MICHEL ROBERT'S TIPS
Time and confidence
All riders must understand that winning a horse’s trust is crucial for establishing a harmonious and fulfilling relationship for both. Things usually start on the ground. When one is still a few metres away, the horse picks up several signals from the sound of our footsteps, our voice, our gestures…
There is also a kind of energy code that we send out. But, compared to us horses have a different perception of the outside world.
Even though horses have lived with us for millennia, nothing should be taken for granted. Each one of them, every foal, has to go through a phase in which it accepts the human being: a bond of trust that is never permanent. The horse always retains its “comfort zone”.
Personally, it is when first making contact on the ground that I start to create the communication code to be established between the horse and myself. The way in which he reacts when I approach him gives me precious indications as to how I will ride him. Observing his behaviour when I talk to him, allows me to understand in advance whether or not my voice will be an effective aid.

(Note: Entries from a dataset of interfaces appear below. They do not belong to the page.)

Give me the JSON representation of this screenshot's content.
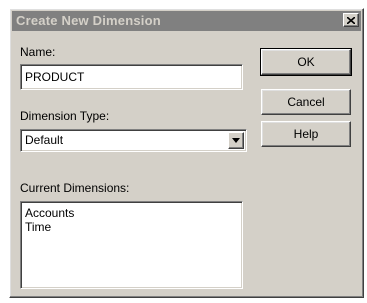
{
  "window": {
    "title": "Create New Dimension",
    "close_icon": "close-icon"
  },
  "form": {
    "name_label": "Name:",
    "name_value": "PRODUCT",
    "type_label": "Dimension Type:",
    "type_value": "Default",
    "current_label": "Current Dimensions:",
    "current_items": [
      "Accounts",
      "Time"
    ]
  },
  "buttons": {
    "ok": "OK",
    "cancel": "Cancel",
    "help": "Help"
  },
  "colors": {
    "face": "#d4d0c8",
    "title_bar": "#808080",
    "title_text": "#d4d0c8"
  }
}
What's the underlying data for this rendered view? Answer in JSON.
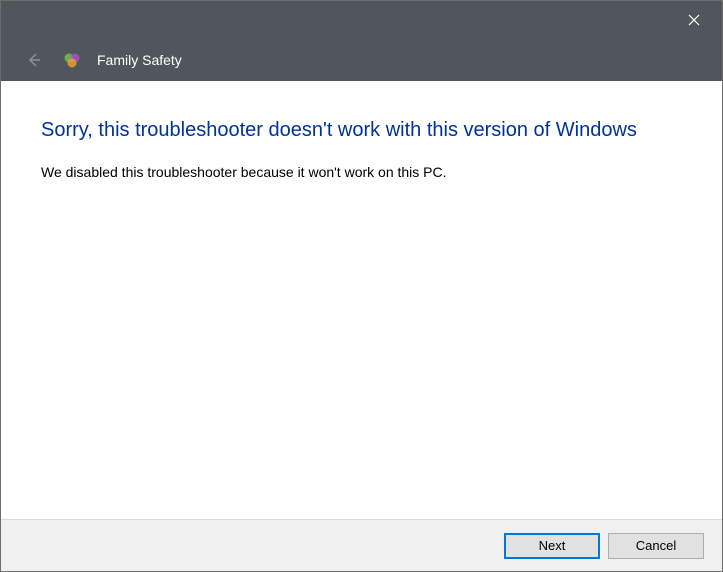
{
  "titlebar": {
    "close_label": "Close"
  },
  "header": {
    "app_title": "Family Safety"
  },
  "content": {
    "heading": "Sorry, this troubleshooter doesn't work with this version of Windows",
    "body": "We disabled this troubleshooter because it won't work on this PC."
  },
  "footer": {
    "next_label": "Next",
    "cancel_label": "Cancel"
  }
}
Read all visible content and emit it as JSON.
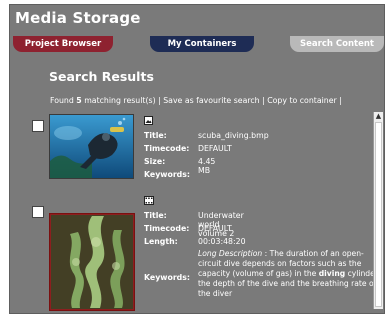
{
  "app": {
    "title": "Media Storage"
  },
  "tabs": [
    {
      "label": "Project Browser",
      "color": "#8e2230"
    },
    {
      "label": "My Containers",
      "color": "#1e2c55"
    },
    {
      "label": "Search Content",
      "color": "#b9b9b9"
    }
  ],
  "results": {
    "title": "Search Results",
    "found_prefix": "Found ",
    "found_count": "5",
    "found_suffix": " matching result(s)",
    "sep1": " | ",
    "save_link": "Save as favourite search",
    "sep2": " | ",
    "copy_link": "Copy to container",
    "sep3": " |",
    "items": [
      {
        "icon": "image-icon",
        "title_label": "Title:",
        "title": "scuba_diving.bmp",
        "timecode_label": "Timecode:",
        "timecode": "DEFAULT",
        "size_label": "Size:",
        "size": "4.45 MB",
        "keywords_label": "Keywords:"
      },
      {
        "icon": "film-icon",
        "title_label": "Title:",
        "title": "Underwater world volume 2",
        "timecode_label": "Timecode:",
        "timecode": "DEFAULT",
        "length_label": "Length:",
        "length": "00:03:48:20",
        "keywords_label": "Keywords:",
        "desc_label": "Long Description",
        "desc_part1": " : The duration of an open-circuit dive depends on factors such as the capacity (volume of gas) in the ",
        "desc_bold": "diving",
        "desc_part2": " cylinder, the depth of the dive and the breathing rate of the diver"
      }
    ]
  }
}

The main goal is that horses should learn to trust one, which is why it is critical to spend a lot of time with them, listening to them as much as possible and having an overall outlook. I touch them, I pat them, I talk… and observe the horse’s reactions.
In general, problems can be solved calmly and gently. Whipping a horse that doesn’t want to get on the horsebox, punishing him if he rejects being clipped or saddled, will only lead to increasing its unease and there will be consequences.
You are certainly going to say: “Yes, it’s a good idea, but I don’t have the time”. And I am going to answer, “If the horse returns the harm you inflicted you risk wasting a lot of time to remedy these consequences…”.
For this reason, we must devote a lot of time to understanding the horse’s needs, we must always reward them even for the smallest progress, and, above all, we must spend a lot of time together, not only in the saddle.
From the book: Michel Robert, “Secrets and methods of a great champion”.